BEGIN Exercise data
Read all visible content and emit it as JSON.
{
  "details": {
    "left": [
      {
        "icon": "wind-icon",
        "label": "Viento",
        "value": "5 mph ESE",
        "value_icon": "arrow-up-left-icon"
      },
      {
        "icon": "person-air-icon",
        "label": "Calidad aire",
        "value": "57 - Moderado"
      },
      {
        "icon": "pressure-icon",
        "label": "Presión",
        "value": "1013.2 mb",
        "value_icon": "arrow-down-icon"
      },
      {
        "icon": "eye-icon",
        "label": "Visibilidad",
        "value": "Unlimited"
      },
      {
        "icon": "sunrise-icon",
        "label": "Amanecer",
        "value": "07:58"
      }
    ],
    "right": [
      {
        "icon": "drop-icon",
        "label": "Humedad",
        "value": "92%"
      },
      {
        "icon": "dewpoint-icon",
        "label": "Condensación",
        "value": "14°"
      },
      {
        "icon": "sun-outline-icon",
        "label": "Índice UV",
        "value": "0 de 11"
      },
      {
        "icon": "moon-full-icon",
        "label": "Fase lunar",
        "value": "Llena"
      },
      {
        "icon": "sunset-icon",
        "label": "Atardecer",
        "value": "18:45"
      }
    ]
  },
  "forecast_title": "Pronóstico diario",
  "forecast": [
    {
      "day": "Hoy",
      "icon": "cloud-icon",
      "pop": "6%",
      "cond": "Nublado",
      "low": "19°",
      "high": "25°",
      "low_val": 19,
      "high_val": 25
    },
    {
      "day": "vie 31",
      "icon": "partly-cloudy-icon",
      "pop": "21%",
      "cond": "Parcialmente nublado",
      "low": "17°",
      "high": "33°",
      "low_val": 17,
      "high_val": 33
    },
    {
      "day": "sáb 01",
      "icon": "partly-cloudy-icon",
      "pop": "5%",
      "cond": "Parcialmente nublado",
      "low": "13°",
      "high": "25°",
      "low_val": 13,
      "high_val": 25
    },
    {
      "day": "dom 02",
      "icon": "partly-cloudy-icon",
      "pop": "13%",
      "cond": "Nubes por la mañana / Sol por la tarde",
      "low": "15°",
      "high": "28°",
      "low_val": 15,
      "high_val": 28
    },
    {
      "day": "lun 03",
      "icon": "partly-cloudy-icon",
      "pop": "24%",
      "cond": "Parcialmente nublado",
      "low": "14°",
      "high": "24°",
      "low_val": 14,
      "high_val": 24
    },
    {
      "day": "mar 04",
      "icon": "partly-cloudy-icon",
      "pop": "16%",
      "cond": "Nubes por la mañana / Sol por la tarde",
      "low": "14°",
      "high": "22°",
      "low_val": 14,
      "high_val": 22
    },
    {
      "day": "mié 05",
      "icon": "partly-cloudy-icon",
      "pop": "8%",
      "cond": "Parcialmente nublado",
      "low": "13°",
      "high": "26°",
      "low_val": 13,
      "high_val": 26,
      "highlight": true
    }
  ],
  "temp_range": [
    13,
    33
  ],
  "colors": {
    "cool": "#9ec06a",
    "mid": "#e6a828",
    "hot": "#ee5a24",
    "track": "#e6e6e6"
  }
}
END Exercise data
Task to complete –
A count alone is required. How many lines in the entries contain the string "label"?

Written answer –
10